(Interface dataset entries)

-------

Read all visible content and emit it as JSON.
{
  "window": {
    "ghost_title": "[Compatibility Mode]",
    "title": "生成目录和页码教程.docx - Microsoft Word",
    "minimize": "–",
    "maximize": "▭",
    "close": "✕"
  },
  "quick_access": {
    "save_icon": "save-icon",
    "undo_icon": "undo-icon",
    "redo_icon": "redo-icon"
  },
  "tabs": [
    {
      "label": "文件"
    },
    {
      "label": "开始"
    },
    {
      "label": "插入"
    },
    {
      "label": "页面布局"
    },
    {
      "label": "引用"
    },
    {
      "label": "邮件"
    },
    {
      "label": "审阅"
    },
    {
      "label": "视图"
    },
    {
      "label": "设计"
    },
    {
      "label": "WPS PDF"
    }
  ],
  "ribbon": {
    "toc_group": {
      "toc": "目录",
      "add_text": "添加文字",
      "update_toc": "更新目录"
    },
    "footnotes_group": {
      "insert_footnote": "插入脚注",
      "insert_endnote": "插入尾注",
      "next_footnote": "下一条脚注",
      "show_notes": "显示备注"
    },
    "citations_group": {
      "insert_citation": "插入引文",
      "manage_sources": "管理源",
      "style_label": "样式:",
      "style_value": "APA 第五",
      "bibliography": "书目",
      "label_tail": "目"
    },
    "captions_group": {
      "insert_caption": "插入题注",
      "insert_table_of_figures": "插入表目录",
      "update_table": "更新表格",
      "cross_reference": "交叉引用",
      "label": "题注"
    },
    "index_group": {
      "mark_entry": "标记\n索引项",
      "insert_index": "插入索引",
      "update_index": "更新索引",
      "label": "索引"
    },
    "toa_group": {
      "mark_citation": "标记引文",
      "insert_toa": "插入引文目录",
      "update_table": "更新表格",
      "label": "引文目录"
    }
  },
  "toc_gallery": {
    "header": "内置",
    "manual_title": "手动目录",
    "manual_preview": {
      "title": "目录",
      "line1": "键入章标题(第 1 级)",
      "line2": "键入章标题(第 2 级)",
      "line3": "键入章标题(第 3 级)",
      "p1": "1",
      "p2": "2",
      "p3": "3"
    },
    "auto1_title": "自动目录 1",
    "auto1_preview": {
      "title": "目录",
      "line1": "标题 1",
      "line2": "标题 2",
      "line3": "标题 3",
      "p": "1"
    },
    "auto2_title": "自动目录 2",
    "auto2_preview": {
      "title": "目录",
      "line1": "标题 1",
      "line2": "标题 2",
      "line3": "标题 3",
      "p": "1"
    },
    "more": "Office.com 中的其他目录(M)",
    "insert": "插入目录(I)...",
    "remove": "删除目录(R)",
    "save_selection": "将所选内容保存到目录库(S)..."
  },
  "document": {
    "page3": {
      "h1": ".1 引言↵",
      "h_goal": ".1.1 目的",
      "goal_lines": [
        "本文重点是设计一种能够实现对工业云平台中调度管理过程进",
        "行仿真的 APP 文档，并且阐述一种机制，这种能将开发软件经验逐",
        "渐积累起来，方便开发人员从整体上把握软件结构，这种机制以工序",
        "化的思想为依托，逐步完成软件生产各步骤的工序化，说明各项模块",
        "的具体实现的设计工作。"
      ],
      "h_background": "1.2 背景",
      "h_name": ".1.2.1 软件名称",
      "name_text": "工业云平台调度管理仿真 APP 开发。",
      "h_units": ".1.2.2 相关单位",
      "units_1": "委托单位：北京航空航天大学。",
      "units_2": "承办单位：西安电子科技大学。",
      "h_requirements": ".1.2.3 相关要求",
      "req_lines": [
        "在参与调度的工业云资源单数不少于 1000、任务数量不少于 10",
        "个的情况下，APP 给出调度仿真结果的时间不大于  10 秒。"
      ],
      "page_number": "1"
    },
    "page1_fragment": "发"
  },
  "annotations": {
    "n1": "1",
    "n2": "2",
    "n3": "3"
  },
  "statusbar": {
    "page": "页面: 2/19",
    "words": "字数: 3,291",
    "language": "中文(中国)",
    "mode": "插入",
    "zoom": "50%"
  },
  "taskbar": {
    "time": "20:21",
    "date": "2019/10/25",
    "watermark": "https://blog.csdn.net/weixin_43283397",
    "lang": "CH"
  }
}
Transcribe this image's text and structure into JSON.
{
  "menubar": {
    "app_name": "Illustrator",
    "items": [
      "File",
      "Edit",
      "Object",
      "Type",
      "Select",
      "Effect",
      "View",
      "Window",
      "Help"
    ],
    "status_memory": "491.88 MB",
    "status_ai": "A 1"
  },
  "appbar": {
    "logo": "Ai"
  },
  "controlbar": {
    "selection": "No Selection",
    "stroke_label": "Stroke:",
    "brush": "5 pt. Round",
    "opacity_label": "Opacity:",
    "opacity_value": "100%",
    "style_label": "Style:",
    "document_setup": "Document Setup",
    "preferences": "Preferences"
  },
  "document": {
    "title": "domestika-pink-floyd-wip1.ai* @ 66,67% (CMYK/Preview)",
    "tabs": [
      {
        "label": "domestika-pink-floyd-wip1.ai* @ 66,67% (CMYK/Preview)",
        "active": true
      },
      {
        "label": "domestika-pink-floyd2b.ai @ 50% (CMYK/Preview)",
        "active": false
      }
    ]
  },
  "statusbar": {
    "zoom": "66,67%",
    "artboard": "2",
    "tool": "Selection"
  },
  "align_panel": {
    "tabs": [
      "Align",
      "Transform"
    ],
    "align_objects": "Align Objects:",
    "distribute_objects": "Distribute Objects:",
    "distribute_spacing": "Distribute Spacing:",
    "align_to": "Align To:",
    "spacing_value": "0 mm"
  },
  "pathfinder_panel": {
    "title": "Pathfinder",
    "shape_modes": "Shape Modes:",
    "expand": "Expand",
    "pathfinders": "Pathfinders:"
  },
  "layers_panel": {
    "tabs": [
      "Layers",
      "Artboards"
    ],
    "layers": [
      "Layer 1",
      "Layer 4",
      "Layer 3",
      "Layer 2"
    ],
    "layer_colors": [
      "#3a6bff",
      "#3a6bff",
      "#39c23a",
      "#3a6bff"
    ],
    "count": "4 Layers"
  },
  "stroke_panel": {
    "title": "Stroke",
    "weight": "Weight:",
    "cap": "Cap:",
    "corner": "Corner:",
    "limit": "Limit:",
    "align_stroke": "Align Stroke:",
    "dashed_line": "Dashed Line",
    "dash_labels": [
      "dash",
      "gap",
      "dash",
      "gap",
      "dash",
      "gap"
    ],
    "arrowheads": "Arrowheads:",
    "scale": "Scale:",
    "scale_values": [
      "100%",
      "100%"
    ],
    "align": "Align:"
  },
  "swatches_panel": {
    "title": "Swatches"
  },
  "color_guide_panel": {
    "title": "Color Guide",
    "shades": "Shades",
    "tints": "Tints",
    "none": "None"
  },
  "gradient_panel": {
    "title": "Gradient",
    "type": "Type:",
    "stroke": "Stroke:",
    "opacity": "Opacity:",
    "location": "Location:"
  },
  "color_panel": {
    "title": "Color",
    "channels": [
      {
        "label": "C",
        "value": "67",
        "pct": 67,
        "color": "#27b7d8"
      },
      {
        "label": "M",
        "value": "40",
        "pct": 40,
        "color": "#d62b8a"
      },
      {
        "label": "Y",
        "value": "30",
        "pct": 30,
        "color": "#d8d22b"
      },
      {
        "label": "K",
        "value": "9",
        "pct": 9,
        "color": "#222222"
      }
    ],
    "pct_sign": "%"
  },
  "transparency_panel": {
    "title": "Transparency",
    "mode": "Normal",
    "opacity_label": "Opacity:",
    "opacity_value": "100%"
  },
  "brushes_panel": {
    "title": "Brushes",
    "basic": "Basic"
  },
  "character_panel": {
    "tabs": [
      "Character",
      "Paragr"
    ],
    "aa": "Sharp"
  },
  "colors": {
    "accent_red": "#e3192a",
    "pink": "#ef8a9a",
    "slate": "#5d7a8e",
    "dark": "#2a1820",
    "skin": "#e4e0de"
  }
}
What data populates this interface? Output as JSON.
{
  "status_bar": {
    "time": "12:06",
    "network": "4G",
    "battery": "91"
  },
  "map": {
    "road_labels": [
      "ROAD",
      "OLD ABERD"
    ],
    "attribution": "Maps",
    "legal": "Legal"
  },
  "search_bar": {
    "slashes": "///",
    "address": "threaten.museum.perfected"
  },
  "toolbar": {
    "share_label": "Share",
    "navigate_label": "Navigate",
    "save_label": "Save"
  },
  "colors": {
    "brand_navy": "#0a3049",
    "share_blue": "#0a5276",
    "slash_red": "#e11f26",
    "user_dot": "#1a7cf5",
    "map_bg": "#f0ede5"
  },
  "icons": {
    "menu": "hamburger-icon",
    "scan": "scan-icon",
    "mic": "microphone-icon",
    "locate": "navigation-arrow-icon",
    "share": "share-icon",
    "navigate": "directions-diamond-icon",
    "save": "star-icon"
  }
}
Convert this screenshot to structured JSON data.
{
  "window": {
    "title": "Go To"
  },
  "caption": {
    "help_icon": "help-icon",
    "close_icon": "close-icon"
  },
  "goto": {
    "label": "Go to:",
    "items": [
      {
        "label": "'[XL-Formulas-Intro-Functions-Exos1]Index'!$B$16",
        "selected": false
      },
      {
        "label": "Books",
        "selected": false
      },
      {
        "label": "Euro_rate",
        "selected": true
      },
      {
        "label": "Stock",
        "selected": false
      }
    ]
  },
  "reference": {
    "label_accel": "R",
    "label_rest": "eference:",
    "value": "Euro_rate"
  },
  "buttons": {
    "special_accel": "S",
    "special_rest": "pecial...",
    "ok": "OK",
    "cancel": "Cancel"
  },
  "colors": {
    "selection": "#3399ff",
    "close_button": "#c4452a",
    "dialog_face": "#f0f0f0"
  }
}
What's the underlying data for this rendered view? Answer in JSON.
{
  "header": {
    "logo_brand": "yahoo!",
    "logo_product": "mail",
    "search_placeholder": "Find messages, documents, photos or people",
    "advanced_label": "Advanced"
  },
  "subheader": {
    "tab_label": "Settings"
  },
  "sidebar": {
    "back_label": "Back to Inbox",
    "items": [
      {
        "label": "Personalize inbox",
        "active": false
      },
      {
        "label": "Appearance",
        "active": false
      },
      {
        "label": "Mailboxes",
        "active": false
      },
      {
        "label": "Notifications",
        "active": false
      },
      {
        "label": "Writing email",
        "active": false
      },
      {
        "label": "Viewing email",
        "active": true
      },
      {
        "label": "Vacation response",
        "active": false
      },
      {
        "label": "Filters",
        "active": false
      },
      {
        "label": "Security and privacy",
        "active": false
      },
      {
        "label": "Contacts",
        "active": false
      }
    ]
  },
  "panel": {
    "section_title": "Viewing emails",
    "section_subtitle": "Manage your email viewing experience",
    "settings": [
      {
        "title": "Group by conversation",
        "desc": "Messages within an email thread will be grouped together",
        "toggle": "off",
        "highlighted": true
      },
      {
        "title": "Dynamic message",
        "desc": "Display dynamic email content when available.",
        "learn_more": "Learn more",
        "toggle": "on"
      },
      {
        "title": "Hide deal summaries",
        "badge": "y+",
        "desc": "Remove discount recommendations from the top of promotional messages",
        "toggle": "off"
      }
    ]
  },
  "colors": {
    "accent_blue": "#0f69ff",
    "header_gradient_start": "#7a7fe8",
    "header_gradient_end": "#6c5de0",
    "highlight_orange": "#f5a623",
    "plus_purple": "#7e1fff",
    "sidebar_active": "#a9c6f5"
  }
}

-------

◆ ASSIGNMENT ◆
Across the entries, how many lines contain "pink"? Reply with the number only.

◆ RESPONSE TO THE TASK ◆
4